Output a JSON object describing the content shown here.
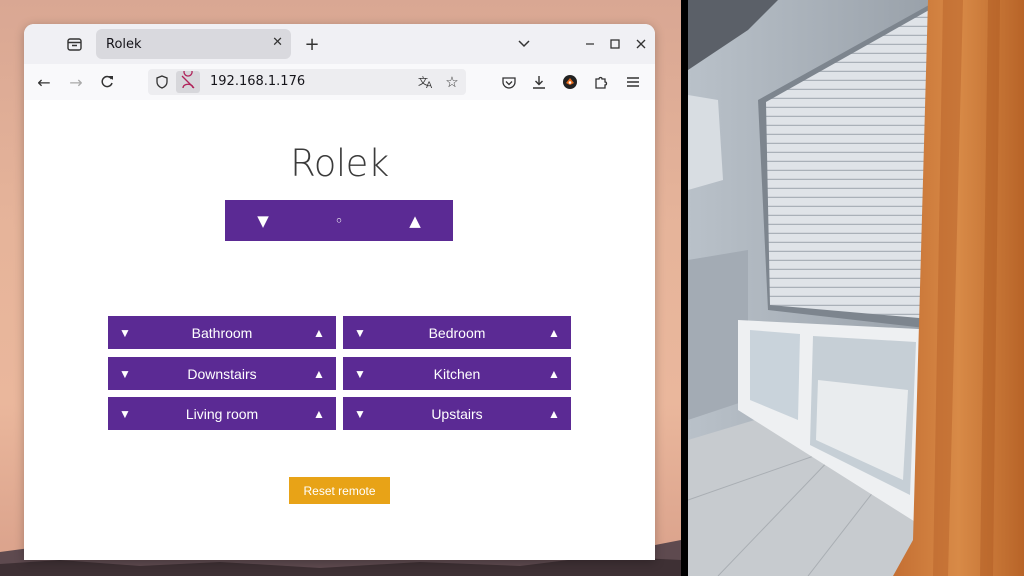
{
  "browser": {
    "tab_title": "Rolek",
    "url": "192.168.1.176"
  },
  "page": {
    "title": "Rolek",
    "master": {
      "down": "▼",
      "stop": "◦",
      "up": "▲"
    },
    "rooms": [
      {
        "label": "Bathroom",
        "down": "▼",
        "up": "▲"
      },
      {
        "label": "Bedroom",
        "down": "▼",
        "up": "▲"
      },
      {
        "label": "Downstairs",
        "down": "▼",
        "up": "▲"
      },
      {
        "label": "Kitchen",
        "down": "▼",
        "up": "▲"
      },
      {
        "label": "Living room",
        "down": "▼",
        "up": "▲"
      },
      {
        "label": "Upstairs",
        "down": "▼",
        "up": "▲"
      }
    ],
    "reset_label": "Reset remote"
  },
  "icons": {
    "tab_overview": "tab-overview-icon",
    "new_tab": "+",
    "list_tabs": "chevron-down-icon",
    "minimize": "minimize-icon",
    "maximize": "maximize-icon",
    "close": "close-icon",
    "back": "←",
    "forward": "→",
    "reload": "reload-icon",
    "menu": "hamburger-icon"
  },
  "colors": {
    "button_purple": "#5b2a94",
    "reset_orange": "#e8a317"
  }
}
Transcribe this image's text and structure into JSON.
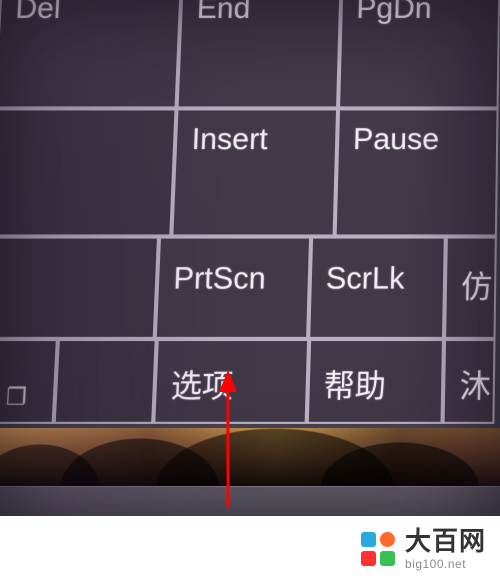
{
  "keyboard": {
    "row1": {
      "del": "Del",
      "end": "End",
      "pgdn": "PgDn"
    },
    "row2": {
      "blank": "",
      "insert": "Insert",
      "pause": "Pause"
    },
    "row3": {
      "blank": "",
      "prtscn": "PrtScn",
      "scrlk": "ScrLk",
      "frag": "仿"
    },
    "row4": {
      "dock_glyph": "❐",
      "blank": "",
      "options": "选项",
      "help": "帮助",
      "frag": "沐"
    }
  },
  "annotation": {
    "arrow_color": "#ff0000"
  },
  "watermark": {
    "title_cn": "大百网",
    "title_en": "big100.net"
  }
}
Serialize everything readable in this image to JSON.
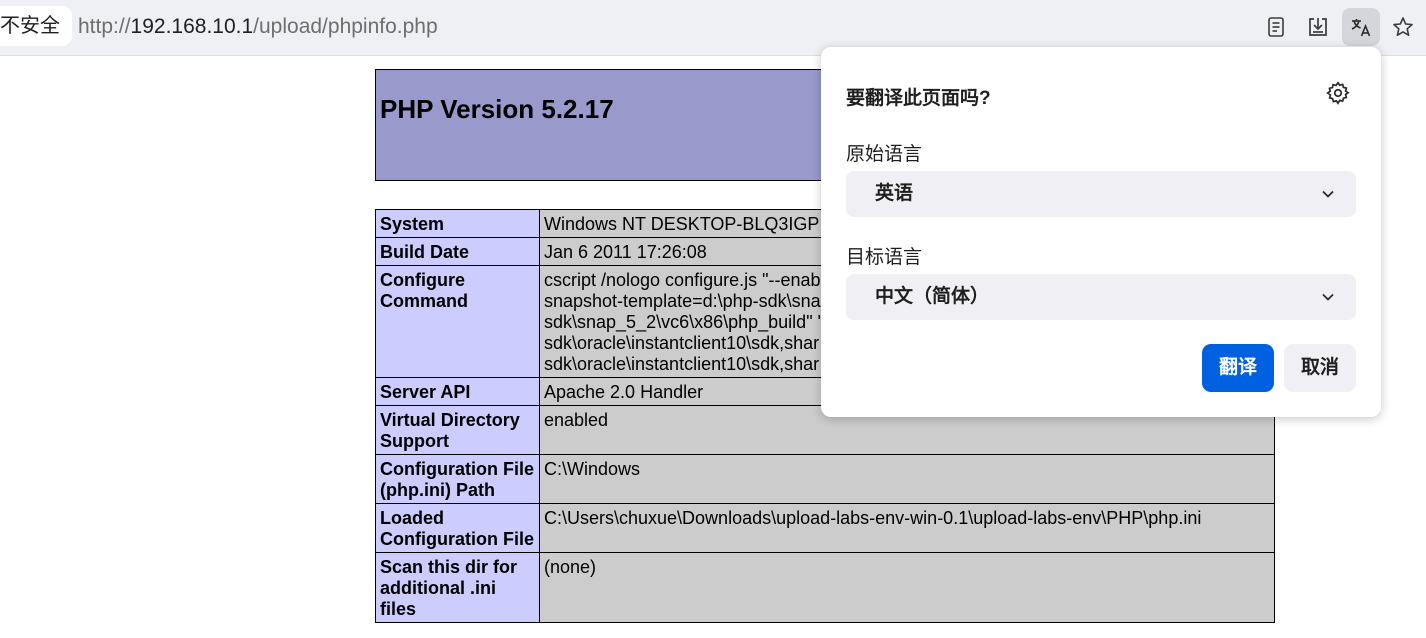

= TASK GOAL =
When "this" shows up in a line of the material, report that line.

= TASK ANSWER =
Transcribe this image's text and structure into JSON.
Serialize everything readable in this image to JSON.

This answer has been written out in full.